A man counts 100 renminbi notes with the Chinese flag in the background.
Sheldon Cooper | SOPA Images | LightRocket | Getty Images
GUANGZHOU, China — Interest in China’s digital yuan project could in part be driven by the surging price of bitcoin, China’s central bank said Thursday, even as the cryptocurrency is effectively banned in the world’s second-largest economy.
China’s digital yuan is an example of a central bank digital currency (CBDC) which aims to replace some of the cash in circulation.
The the People’s Bank of China (PBOC) sees it as a way to advance cashless payments. It is effectively a digital version of fiat currency. The central bank has been working on a digital currency since 2014.
Speaking to reporters, Wang Xin, PBOC research bureau director, said market interest in the digital yuan is “very strong and everyone is paying close attention.”
“On one hand, this is related to more and more central banks in the world participating in the development of domestic digital currencies,” Wang said, according to a CNBC translation of his Mandarin comments.
A number of central banks around the world — including Japan, the U.K., Sweden and Switzerland — are exploring issuing their own digital currencies. China is arguably the furthest ahead.
“On the other hand, this (interest) may also be related to the large increase in the price of bitcoin,” Wang said.
The price of bitcoin has repeatedly hit record highs in the past few months. This year alone, it has more than doubled.
But China’s digital yuan is not like bitcoin.
The latter is a so-called decentralized cryptocurrency, which means it has no central authority — such as a central bank — to control it. Bitcoin also works on a technology called blockchain and it’s unclear at this point what the digital yuan will be based on.
We will push ahead with digital RMB pilots, and accumulate more experience.
research bureau director, People’s Bank of China
So far, the PBOC has not given a timeline for the nationwide rollout of the digital yuan.
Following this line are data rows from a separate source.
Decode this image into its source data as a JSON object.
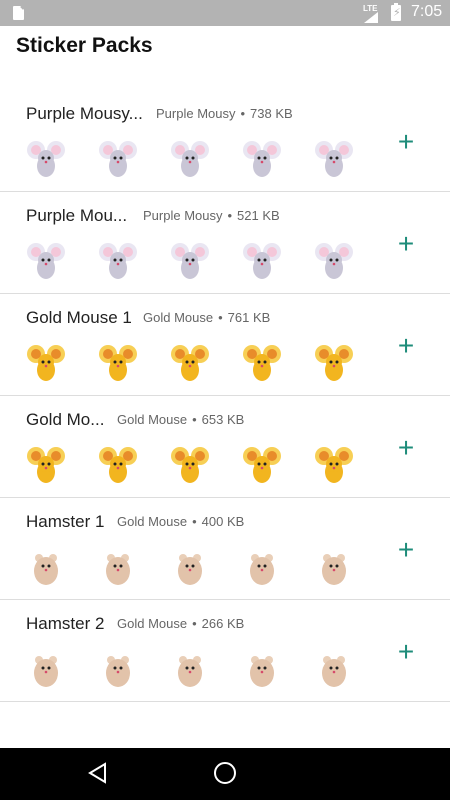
{
  "status_bar": {
    "time": "7:05",
    "network": "LTE"
  },
  "app_title": "Sticker Packs",
  "packs": [
    {
      "name": "Purple Mousy...",
      "publisher": "Purple Mousy",
      "dot": "•",
      "size": "738 KB",
      "theme": "mouse"
    },
    {
      "name": "Purple Mou...",
      "publisher": "Purple Mousy",
      "dot": "•",
      "size": "521 KB",
      "theme": "mouse"
    },
    {
      "name": "Gold Mouse 1",
      "publisher": "Gold Mouse",
      "dot": "•",
      "size": "761 KB",
      "theme": "gold"
    },
    {
      "name": "Gold Mo...",
      "publisher": "Gold Mouse",
      "dot": "•",
      "size": "653 KB",
      "theme": "gold"
    },
    {
      "name": "Hamster 1",
      "publisher": "Gold Mouse",
      "dot": "•",
      "size": "400 KB",
      "theme": "hamster"
    },
    {
      "name": "Hamster 2",
      "publisher": "Gold Mouse",
      "dot": "•",
      "size": "266 KB",
      "theme": "hamster"
    }
  ],
  "add_symbol": "+",
  "colors": {
    "accent": "#1e8c7a",
    "status_bar": "#b3b3b3",
    "nav_bar": "#000000"
  },
  "icons": {
    "back": "back-triangle-icon",
    "home": "home-circle-icon",
    "add": "plus-icon"
  }
}
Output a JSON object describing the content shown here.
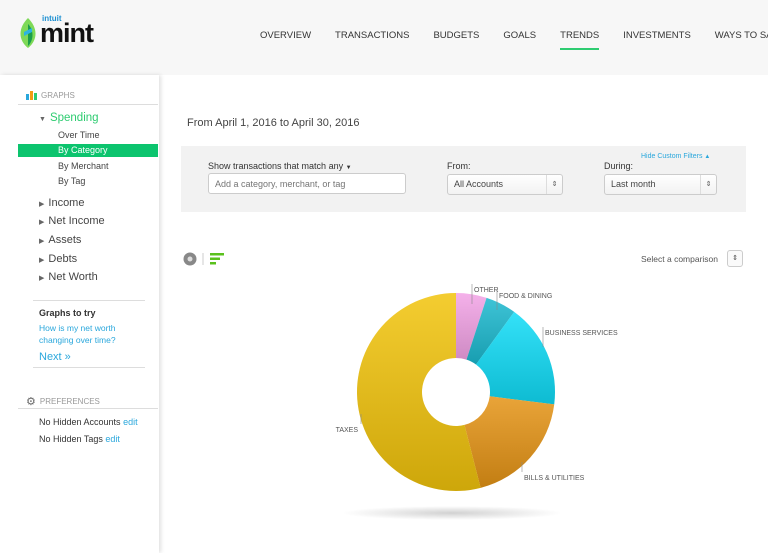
{
  "header": {
    "logo_small": "intuit",
    "logo": "mint",
    "nav": [
      {
        "label": "OVERVIEW"
      },
      {
        "label": "TRANSACTIONS"
      },
      {
        "label": "BUDGETS"
      },
      {
        "label": "GOALS"
      },
      {
        "label": "TRENDS",
        "active": true
      },
      {
        "label": "INVESTMENTS"
      },
      {
        "label": "WAYS TO SAVE"
      }
    ]
  },
  "sidebar": {
    "graphs_heading": "GRAPHS",
    "spending": "Spending",
    "spending_sub": [
      "Over Time",
      "By Category",
      "By Merchant",
      "By Tag"
    ],
    "active_sub": "By Category",
    "items": [
      "Income",
      "Net Income",
      "Assets",
      "Debts",
      "Net Worth"
    ],
    "graphs_to_try": "Graphs to try",
    "try_link": "How is my net worth changing over time?",
    "next": "Next »",
    "preferences_heading": "PREFERENCES",
    "hidden_accounts": "No Hidden Accounts",
    "hidden_tags": "No Hidden Tags",
    "edit": "edit"
  },
  "main": {
    "date_range": "From April 1, 2016 to April 30, 2016",
    "filters": {
      "match_label": "Show transactions that match",
      "match_value": "any",
      "search_placeholder": "Add a category, merchant, or tag",
      "from_label": "From:",
      "from_value": "All Accounts",
      "during_label": "During:",
      "during_value": "Last month",
      "hide_filters": "Hide Custom Filters"
    },
    "comparison": "Select a comparison"
  },
  "colors": {
    "accent": "#0cc46e",
    "link": "#2aa7dc"
  },
  "chart_data": {
    "type": "pie",
    "donut": true,
    "categories": [
      "OTHER",
      "FOOD & DINING",
      "BUSINESS SERVICES",
      "BILLS & UTILITIES",
      "TAXES"
    ],
    "values": [
      5,
      5,
      17,
      19,
      54
    ],
    "colors": [
      "#f3a3e6",
      "#1cb9cf",
      "#10dcf7",
      "#e59416",
      "#f2c40c"
    ]
  }
}
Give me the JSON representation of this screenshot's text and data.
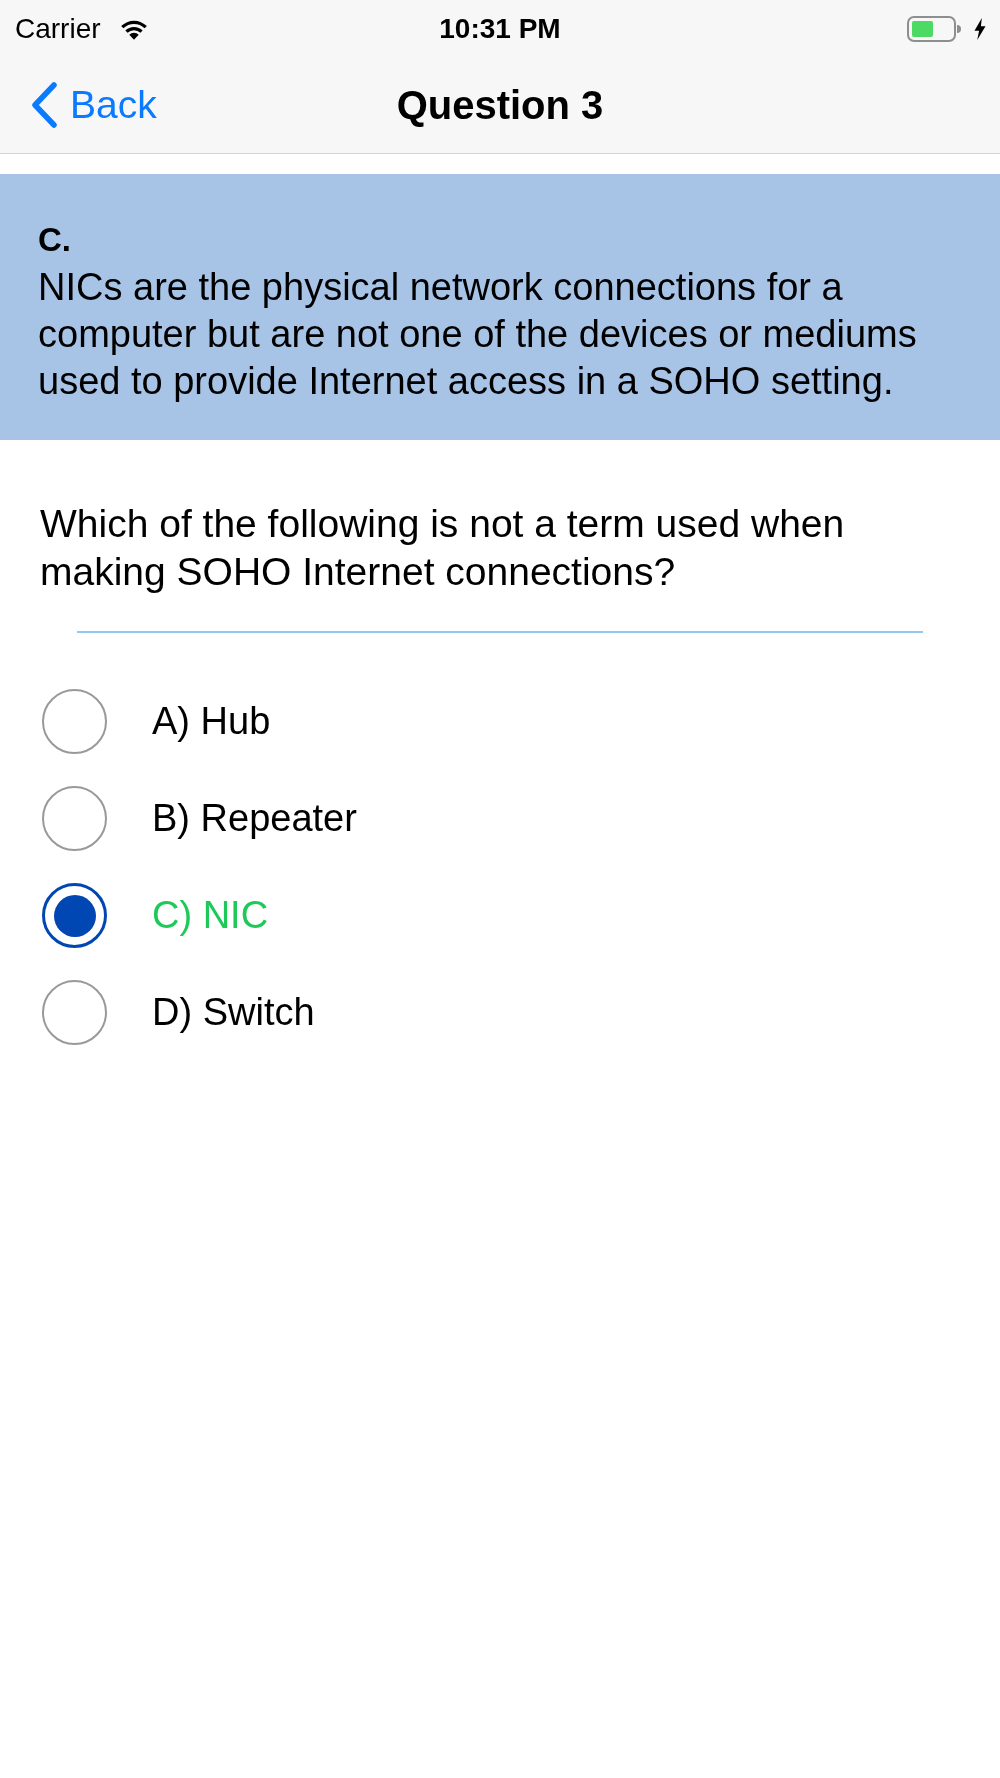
{
  "status_bar": {
    "carrier": "Carrier",
    "time": "10:31 PM"
  },
  "nav_bar": {
    "back": "Back",
    "title": "Question 3"
  },
  "explanation": {
    "answer": "C.",
    "text": "NICs are the physical network connections for a computer but are not one of the devices or mediums used to provide Internet access in a SOHO setting."
  },
  "question": "Which of the following is not a term used when making SOHO Internet connections?",
  "options": [
    {
      "label": "A) Hub",
      "selected": false,
      "correct": false
    },
    {
      "label": "B) Repeater",
      "selected": false,
      "correct": false
    },
    {
      "label": "C) NIC",
      "selected": true,
      "correct": true
    },
    {
      "label": "D) Switch",
      "selected": false,
      "correct": false
    }
  ]
}
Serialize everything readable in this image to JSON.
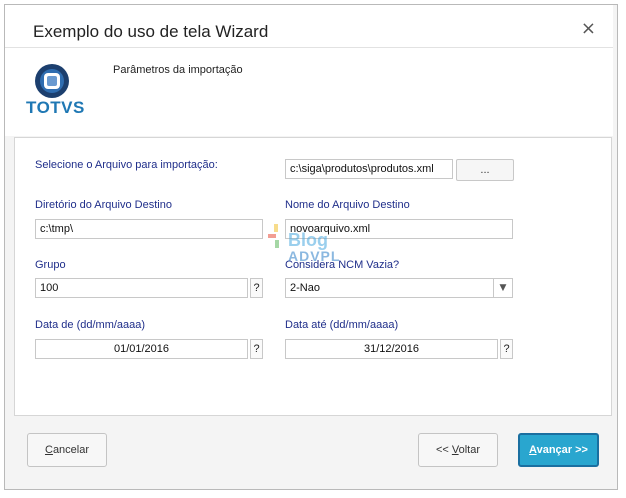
{
  "window": {
    "title": "Exemplo do uso de tela Wizard",
    "close_symbol": "×"
  },
  "header": {
    "logo_text": "TOTVS",
    "subtitle": "Parâmetros da importação"
  },
  "form": {
    "arquivo_label": "Selecione o Arquivo para importação:",
    "arquivo_value": "c:\\siga\\produtos\\produtos.xml",
    "browse_label": "...",
    "diretorio_label": "Diretório do Arquivo Destino",
    "diretorio_value": "c:\\tmp\\",
    "nome_label": "Nome do Arquivo Destino",
    "nome_value": "novoarquivo.xml",
    "grupo_label": "Grupo",
    "grupo_value": "100",
    "ncm_label": "Considera NCM Vazia?",
    "ncm_value": "2-Nao",
    "data_de_label": "Data de (dd/mm/aaaa)",
    "data_de_value": "01/01/2016",
    "data_ate_label": "Data até (dd/mm/aaaa)",
    "data_ate_value": "31/12/2016",
    "help_symbol": "?"
  },
  "watermark": {
    "line1": "Blog",
    "line2": "ADVPL"
  },
  "footer": {
    "cancel_first": "C",
    "cancel_rest": "ancelar",
    "back_prefix": "<< ",
    "back_first": "V",
    "back_rest": "oltar",
    "next_first": "A",
    "next_rest": "vançar >>"
  },
  "colors": {
    "label_blue": "#1f2e8a",
    "primary_button": "#29a6cf",
    "logo_blue": "#1f78b4"
  },
  "icons": [
    "totvs-logo-icon",
    "close-icon",
    "dropdown-arrow-icon"
  ]
}
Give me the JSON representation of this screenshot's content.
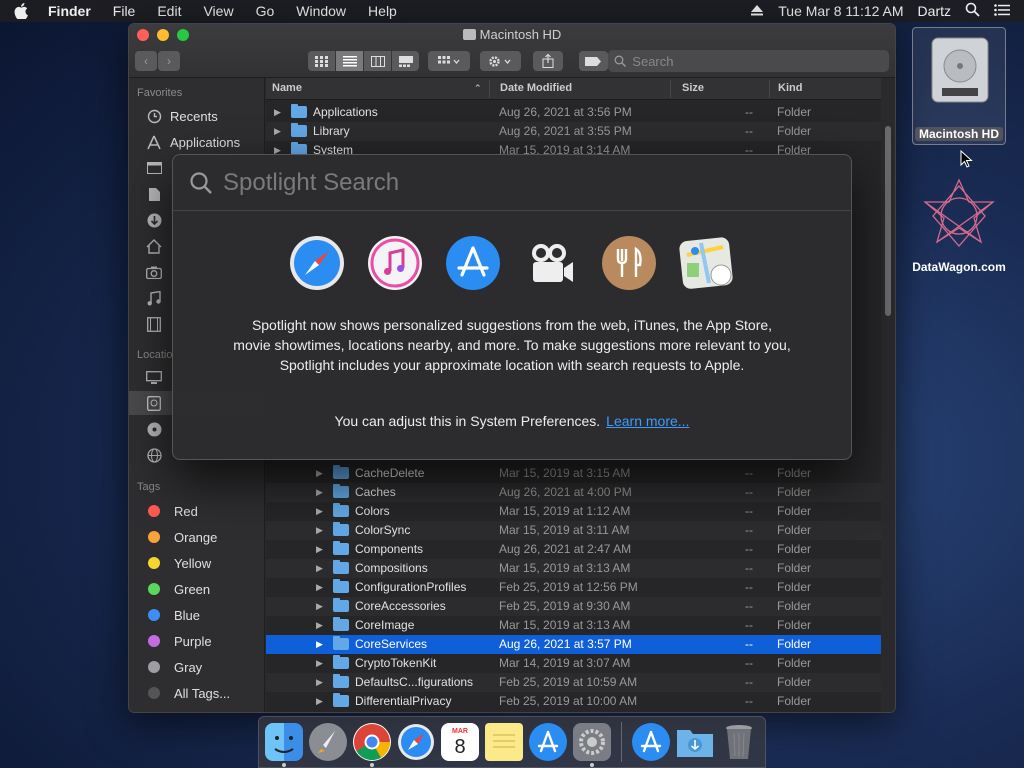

But it has carried out a number of real-world pilot projects in cities around China.
These often take the form of lotteries where people in those cities can apply to get a slice of a pool of digital yuan and then spend it at participating retailers.
Wang said the pilots and are “increasing, and also expanding in scope.” He hinted at more trials to come.
“Next, we will push ahead with digital RMB pilots, and accumulate more experience,” he said.